To do: The expected answer is the complete listing, reproduced character for character.

────────────────────

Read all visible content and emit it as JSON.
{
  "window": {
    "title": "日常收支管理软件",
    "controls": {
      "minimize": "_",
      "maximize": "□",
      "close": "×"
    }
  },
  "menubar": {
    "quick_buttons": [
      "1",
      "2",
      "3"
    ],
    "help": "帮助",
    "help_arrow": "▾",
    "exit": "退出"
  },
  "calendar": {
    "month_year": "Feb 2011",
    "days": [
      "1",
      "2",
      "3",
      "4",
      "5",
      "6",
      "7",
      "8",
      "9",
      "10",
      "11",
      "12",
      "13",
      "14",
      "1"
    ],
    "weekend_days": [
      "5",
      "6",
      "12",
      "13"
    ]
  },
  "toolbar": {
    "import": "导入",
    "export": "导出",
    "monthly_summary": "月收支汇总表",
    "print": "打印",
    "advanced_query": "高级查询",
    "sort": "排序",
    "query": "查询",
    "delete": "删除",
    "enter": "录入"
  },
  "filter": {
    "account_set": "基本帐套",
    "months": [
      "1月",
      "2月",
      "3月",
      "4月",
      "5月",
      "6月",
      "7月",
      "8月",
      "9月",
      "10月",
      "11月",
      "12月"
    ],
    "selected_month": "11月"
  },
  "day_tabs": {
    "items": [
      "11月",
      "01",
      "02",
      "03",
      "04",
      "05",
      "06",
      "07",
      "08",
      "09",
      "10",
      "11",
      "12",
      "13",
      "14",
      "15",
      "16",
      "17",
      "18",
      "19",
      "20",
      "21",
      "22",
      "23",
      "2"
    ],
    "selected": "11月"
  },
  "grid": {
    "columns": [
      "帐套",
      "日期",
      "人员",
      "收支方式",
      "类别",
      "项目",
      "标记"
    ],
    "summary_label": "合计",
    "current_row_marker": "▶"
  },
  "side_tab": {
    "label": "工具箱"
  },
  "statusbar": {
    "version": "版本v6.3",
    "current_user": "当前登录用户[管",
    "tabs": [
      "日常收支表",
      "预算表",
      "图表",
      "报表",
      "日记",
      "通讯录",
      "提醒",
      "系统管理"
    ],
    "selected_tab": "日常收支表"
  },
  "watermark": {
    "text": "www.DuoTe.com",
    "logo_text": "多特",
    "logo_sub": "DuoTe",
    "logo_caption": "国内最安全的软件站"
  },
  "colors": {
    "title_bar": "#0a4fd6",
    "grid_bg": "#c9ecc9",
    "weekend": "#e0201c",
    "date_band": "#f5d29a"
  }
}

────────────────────

Reply to the task:
Read all visible content and emit it as JSON.
{
  "window": {
    "title": "日常收支管理软件",
    "controls": {
      "minimize": "_",
      "maximize": "□",
      "close": "×"
    }
  },
  "menubar": {
    "quick_buttons": [
      "1",
      "2",
      "3"
    ],
    "help": "帮助",
    "help_arrow": "▾",
    "exit": "退出"
  },
  "calendar": {
    "month_year": "Feb 2011",
    "days": [
      "1",
      "2",
      "3",
      "4",
      "5",
      "6",
      "7",
      "8",
      "9",
      "10",
      "11",
      "12",
      "13",
      "14",
      "1"
    ],
    "weekend_days": [
      "5",
      "6",
      "12",
      "13"
    ]
  },
  "toolbar": {
    "import": "导入",
    "export": "导出",
    "monthly_summary": "月收支汇总表",
    "print": "打印",
    "advanced_query": "高级查询",
    "sort": "排序",
    "query": "查询",
    "delete": "删除",
    "enter": "录入"
  },
  "filter": {
    "account_set": "基本帐套",
    "months": [
      "1月",
      "2月",
      "3月",
      "4月",
      "5月",
      "6月",
      "7月",
      "8月",
      "9月",
      "10月",
      "11月",
      "12月"
    ],
    "selected_month": "11月"
  },
  "day_tabs": {
    "items": [
      "11月",
      "01",
      "02",
      "03",
      "04",
      "05",
      "06",
      "07",
      "08",
      "09",
      "10",
      "11",
      "12",
      "13",
      "14",
      "15",
      "16",
      "17",
      "18",
      "19",
      "20",
      "21",
      "22",
      "23",
      "2"
    ],
    "selected": "11月"
  },
  "grid": {
    "columns": [
      "帐套",
      "日期",
      "人员",
      "收支方式",
      "类别",
      "项目",
      "标记"
    ],
    "summary_label": "合计",
    "current_row_marker": "▶"
  },
  "side_tab": {
    "label": "工具箱"
  },
  "statusbar": {
    "version": "版本v6.3",
    "current_user": "当前登录用户[管",
    "tabs": [
      "日常收支表",
      "预算表",
      "图表",
      "报表",
      "日记",
      "通讯录",
      "提醒",
      "系统管理"
    ],
    "selected_tab": "日常收支表"
  },
  "watermark": {
    "text": "www.DuoTe.com",
    "logo_text": "多特",
    "logo_sub": "DuoTe",
    "logo_caption": "国内最安全的软件站"
  },
  "colors": {
    "title_bar": "#0a4fd6",
    "grid_bg": "#c9ecc9",
    "weekend": "#e0201c",
    "date_band": "#f5d29a"
  }
}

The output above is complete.